• In the case of Chattey v Farndale [1998] 75 P&CR 298, the Court of Appeal extended the circumstances in which a purchaser’s lien would arise.
  • This case concerned purchasers, liens and planning permission.

Facts of the Case

  • C agreed to the creation of subunderleases. In this appeal they requested to reclaim their deposit fees after the company PWA became insolvent and D took the superior titles instead.


  • Were the purchasers entitled to lien on property?
  • Did the purchasers’ rights extend to rights arising under contracts?
  • What was the extent to which the interest subsisted was subject to the lien?

Held by Court of Appeal

  • Appeal allowed – Mr Chattey is entitled to a lien over the property.

Morritt LJ

Equitable interest

  • The judge relied on Rose v Watson [1864] 33 LJ Ch 385 where it was established that “the purchaser’s beneficial or equitable ownership of the property arising in consequence of a contract to purchase land which is from the outset specifically enforceable is sufficient for the creation of the purchaser’s lien.”
  • “The purchaser has an equitable interest or estate in the land if he has a right to call for the legal estate, albeit future and conditional, which the vendor has no right to refuse.

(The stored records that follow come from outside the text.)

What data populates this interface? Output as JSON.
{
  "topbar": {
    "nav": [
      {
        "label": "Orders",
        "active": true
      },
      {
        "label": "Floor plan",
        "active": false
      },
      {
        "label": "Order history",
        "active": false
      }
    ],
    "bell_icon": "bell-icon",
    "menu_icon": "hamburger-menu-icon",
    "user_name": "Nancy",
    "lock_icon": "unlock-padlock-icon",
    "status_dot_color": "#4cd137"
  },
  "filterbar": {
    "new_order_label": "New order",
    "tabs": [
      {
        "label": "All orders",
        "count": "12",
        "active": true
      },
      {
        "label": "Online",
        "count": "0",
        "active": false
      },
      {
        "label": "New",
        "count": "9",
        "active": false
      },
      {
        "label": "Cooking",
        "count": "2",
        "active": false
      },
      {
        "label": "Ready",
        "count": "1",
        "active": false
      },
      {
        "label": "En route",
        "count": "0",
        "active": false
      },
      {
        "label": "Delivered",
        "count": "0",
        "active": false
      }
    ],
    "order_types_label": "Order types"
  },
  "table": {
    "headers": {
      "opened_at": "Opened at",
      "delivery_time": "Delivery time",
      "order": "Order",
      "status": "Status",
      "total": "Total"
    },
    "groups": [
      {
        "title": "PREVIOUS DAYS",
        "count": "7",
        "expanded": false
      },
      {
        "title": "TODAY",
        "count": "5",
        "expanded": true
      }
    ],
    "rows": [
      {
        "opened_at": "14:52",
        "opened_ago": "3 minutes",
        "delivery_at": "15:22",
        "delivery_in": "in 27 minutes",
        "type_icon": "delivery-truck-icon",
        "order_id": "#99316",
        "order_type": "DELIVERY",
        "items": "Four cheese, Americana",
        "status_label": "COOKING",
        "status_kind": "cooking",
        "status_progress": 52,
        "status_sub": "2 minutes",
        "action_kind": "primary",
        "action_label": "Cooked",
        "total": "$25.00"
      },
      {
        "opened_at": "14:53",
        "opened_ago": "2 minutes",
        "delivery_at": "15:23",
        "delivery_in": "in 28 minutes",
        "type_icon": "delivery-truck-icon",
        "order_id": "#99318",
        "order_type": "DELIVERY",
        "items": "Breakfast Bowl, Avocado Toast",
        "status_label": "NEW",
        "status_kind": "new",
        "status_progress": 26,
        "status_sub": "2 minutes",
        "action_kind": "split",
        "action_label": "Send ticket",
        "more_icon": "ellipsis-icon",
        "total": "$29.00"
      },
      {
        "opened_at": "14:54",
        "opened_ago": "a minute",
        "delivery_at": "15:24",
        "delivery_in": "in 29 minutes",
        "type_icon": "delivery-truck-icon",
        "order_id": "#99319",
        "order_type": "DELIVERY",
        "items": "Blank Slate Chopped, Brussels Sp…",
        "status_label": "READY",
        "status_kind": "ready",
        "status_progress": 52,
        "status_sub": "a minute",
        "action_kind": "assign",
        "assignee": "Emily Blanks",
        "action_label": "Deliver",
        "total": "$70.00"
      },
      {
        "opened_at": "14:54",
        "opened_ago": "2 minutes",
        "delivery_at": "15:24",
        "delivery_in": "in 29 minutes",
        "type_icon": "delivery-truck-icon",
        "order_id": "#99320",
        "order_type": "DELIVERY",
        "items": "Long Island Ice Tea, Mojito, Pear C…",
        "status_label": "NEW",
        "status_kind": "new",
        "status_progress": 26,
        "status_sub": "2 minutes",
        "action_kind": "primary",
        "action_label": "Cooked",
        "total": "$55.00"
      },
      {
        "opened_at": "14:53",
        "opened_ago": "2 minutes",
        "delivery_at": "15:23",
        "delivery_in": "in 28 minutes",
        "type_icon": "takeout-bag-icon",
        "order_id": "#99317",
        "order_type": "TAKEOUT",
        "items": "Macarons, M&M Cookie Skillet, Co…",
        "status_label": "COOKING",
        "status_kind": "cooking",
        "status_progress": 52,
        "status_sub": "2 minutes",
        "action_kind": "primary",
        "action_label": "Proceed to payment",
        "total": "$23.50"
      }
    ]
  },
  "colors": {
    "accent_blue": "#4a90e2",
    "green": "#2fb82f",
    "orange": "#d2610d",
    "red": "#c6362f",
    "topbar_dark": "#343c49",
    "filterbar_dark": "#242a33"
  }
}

In this case the vendor was contractually bound to use his best endeavours to obtain a satisfactory planning consent on the grant of which the contract became unconditional. The equitable interest or estate of the purchaser was one which entitled him to seek specific relief in the form of injunctions so as to protect that right notwithstanding that a claim for specific performance might have been premature.”

The purchaser’s lien

  • “In my judgment, the circumstances in which a purchaser’s lien will arise are not limited to those in which the contract is or has been specifically enforceable but include those in which there is or has been a right to call for the legal estate whether presently, in the future or conditionally so as to give rise to the equitable interest or estate to which Sir George Jessel referred.”
  • “Once it is established that the existence of the lien is not restricted to cases where the purchaser has been entitled to specific performance the concept on which the objection is based disappears too. What is important is that the purchaser shall have had the right, whether present, future or conditional, to call for the legal estate. It would be absurd if the lien should be denied merely because that legal estate did not exist but another out of which the vendor would grant it did.”
  • D was not subject to obligations like constructive trusts.